“Sometimes it happens in January and maybe we’re all a little more ready for it then. But we’re somewhat unique in just how deep of a freeze we’ve gone into,” she said, noting the Ely weather station recorded an air temperature at 50 below zero early Sunday.

Graphic / National Weather Service
Graphic / National Weather Service

The cold temperatures continued to ward off precipitation, and while some areas of southern Wisconsin have seen above-average snowfall, the Arrowhead and north-central Minnesota are well below average. Snow depth as of Saturday was just 12 inches in the Brainerd area and a significant portion of the region is in a moderate drought.
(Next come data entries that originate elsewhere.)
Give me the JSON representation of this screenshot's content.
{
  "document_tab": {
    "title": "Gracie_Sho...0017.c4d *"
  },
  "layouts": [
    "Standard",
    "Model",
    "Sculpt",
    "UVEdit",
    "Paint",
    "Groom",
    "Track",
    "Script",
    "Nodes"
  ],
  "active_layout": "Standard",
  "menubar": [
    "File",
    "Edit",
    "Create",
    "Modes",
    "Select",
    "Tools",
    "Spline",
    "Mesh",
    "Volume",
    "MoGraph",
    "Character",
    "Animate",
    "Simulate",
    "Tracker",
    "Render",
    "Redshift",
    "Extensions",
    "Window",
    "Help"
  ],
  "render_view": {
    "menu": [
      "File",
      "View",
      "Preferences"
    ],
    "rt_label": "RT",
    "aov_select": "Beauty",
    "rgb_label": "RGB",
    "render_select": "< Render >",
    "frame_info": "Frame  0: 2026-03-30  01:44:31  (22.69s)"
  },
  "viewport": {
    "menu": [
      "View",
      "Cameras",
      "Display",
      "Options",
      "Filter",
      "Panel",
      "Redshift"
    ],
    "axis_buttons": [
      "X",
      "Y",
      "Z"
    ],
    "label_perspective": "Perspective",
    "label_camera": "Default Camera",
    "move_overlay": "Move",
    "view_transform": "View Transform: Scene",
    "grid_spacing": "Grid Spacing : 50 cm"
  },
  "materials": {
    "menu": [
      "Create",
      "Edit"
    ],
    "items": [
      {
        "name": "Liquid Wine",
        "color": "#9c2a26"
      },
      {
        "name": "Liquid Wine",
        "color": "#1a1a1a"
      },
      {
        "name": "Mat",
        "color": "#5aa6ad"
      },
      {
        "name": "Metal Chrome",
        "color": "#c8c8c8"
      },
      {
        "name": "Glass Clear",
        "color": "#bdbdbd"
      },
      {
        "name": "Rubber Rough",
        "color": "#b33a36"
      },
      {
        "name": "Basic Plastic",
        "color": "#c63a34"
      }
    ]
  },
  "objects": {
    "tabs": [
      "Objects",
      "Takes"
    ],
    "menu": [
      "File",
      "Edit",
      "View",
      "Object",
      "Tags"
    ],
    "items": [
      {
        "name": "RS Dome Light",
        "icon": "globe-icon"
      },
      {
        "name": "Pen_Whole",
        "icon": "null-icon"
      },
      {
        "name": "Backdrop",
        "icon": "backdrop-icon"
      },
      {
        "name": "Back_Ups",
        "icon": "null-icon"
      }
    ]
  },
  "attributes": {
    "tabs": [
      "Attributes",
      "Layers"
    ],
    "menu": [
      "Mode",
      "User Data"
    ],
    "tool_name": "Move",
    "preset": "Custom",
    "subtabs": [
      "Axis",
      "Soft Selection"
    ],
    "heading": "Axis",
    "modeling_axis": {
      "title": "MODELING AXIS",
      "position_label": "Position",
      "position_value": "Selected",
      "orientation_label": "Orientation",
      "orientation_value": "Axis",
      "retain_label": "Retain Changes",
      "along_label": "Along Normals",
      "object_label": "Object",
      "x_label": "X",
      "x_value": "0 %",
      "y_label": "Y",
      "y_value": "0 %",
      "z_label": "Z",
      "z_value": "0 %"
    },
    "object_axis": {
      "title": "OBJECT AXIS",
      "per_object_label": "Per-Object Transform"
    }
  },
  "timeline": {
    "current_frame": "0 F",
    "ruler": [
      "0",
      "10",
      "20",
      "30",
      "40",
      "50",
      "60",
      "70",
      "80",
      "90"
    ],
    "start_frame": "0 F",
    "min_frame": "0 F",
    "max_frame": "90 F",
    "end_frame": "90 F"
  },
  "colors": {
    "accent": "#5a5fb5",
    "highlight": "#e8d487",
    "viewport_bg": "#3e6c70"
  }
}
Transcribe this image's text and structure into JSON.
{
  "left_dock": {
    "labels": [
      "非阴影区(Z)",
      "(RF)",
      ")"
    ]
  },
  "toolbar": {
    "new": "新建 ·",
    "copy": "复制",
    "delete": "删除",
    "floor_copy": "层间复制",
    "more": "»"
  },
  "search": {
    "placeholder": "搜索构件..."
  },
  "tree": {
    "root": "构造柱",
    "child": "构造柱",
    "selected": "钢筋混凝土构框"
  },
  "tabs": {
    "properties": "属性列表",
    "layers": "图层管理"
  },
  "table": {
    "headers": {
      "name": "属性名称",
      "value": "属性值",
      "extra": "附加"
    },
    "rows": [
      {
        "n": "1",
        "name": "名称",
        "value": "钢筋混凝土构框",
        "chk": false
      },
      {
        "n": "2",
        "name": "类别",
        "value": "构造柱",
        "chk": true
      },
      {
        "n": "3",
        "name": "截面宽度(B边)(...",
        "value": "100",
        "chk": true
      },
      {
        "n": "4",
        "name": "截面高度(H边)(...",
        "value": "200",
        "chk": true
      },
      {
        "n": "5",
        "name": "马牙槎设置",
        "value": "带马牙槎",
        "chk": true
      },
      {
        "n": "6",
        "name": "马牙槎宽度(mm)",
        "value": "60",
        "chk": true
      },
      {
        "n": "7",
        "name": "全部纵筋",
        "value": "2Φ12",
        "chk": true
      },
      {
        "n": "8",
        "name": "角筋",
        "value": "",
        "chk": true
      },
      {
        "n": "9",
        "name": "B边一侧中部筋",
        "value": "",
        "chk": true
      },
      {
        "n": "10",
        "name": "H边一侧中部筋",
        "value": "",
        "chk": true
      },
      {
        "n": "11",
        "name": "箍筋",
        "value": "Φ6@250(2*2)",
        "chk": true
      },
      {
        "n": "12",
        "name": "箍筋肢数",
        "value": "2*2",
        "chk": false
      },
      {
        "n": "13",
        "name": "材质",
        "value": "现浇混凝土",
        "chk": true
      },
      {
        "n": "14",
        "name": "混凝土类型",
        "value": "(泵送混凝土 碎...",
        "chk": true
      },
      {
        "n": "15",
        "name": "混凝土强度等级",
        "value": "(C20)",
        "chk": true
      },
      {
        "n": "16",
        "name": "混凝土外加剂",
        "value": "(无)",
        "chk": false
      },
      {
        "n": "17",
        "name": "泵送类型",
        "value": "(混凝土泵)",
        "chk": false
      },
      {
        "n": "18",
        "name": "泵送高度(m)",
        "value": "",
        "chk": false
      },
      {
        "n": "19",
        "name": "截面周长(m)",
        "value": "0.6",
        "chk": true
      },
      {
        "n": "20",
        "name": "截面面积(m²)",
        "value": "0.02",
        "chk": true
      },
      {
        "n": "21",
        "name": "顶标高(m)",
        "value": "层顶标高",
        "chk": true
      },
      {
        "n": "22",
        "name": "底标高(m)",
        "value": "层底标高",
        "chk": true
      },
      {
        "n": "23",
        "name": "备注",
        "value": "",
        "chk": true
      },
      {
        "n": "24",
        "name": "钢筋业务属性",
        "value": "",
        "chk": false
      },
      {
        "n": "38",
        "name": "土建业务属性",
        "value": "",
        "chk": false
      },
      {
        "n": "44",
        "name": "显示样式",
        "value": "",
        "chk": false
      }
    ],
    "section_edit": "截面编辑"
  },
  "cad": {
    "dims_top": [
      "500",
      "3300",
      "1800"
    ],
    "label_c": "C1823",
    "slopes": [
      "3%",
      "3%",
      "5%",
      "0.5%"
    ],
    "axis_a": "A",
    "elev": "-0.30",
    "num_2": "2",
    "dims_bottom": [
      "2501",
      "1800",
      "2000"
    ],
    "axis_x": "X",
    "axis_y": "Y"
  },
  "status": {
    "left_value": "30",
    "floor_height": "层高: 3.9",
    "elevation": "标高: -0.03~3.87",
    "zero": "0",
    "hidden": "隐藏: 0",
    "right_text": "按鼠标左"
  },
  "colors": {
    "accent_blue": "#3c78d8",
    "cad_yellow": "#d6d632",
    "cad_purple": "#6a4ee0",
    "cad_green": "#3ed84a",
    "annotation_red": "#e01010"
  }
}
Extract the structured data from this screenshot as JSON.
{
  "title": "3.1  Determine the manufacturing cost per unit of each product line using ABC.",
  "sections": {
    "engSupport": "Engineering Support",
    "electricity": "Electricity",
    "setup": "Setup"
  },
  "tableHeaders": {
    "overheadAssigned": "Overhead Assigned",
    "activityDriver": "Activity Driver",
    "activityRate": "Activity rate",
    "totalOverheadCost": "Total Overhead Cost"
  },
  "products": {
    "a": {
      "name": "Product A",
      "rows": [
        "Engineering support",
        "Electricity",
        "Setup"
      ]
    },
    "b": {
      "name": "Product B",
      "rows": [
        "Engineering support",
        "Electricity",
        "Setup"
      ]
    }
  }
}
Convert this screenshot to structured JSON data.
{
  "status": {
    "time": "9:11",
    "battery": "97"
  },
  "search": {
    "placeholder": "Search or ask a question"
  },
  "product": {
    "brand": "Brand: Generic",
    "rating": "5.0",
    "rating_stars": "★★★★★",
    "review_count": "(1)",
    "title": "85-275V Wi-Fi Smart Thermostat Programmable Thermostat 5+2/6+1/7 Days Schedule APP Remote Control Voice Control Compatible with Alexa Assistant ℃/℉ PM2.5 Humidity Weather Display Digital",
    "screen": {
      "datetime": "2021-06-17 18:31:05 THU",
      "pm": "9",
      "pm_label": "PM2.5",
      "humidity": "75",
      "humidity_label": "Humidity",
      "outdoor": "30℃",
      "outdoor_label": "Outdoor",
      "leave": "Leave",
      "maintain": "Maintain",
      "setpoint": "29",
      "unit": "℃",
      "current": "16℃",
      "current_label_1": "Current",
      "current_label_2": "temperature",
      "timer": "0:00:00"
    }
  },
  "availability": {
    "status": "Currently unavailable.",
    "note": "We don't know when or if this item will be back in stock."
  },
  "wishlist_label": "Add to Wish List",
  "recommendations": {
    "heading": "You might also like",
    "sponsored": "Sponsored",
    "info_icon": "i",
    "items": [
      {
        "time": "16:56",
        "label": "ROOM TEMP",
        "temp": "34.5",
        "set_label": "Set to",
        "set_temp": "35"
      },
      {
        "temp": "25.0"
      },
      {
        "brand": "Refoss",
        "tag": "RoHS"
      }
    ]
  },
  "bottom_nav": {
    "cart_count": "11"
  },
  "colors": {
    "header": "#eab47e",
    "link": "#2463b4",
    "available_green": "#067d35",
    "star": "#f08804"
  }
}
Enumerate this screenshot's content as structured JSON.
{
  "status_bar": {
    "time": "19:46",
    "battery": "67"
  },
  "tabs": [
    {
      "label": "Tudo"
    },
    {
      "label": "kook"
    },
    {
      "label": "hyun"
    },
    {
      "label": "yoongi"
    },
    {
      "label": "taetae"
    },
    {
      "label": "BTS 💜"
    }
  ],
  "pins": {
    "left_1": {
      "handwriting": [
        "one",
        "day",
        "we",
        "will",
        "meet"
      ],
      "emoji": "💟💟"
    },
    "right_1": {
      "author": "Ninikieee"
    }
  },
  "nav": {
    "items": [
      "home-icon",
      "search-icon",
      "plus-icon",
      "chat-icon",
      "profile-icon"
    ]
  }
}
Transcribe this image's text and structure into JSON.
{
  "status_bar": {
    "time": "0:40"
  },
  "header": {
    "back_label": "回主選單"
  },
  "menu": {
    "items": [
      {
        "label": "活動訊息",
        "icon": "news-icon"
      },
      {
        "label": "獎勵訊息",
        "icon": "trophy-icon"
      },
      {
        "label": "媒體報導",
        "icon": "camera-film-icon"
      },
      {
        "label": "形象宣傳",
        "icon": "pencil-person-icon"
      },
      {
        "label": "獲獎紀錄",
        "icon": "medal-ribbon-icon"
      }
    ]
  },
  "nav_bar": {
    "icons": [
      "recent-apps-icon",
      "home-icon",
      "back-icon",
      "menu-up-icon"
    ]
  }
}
Levens said this is good news for the spring flooding forecast but raises concerns about the upcoming fire season.

RELATED: Wildfire season is here, burning restrictions in place

“When you get into the moderate drought index, which is what some parts of the Arrowhead and northwestern Minnesota are, that is when we do start to look toward spring and think we’re going to have some fire concerns,” she said.

Adding fuel to the fire risk this spring, Levens said, is the fact prescribed burning didn’t happen at typical levels last spring in an effort to reduce fire responses in the coronavirus pandemic. This means there is likely more brush to burn.

Temperature records

A number of temperature records fell this weekend with the frigid weather. Here’s a look at what’s in the books for Feb. 12-14.

Feb. 12

  • High: 50 degrees, 2005.

  • Lowest high: 6 degrees below zero, 2021.

  • Highest low: 32 degrees, 1984.

  • Low: 38 degrees below zero, 1981.

Feb. 13

  • High: 49 degrees, 2011.

  • Lowest high: 6 degrees below zero, 2021.

  • Highest low: 32 degrees, 1984.

  • Low: 34 degrees below zero, 2021 and 1916.

Feb. 14

  • High: 45 degrees, 2002.

  • Lowest high: 5 degrees below zero, 1930 (unofficially, the record was broken Sunday with 6 below).

  • Highest low: 32 degrees, 2011.

  • Low: 35 degrees below zero, 1922.



CHELSEY PERKINS may be reached at 218-855-5874 or chelsey.perkins@brainerddispatch.com. Follow on Twitter at twitter.com/DispatchChelsey.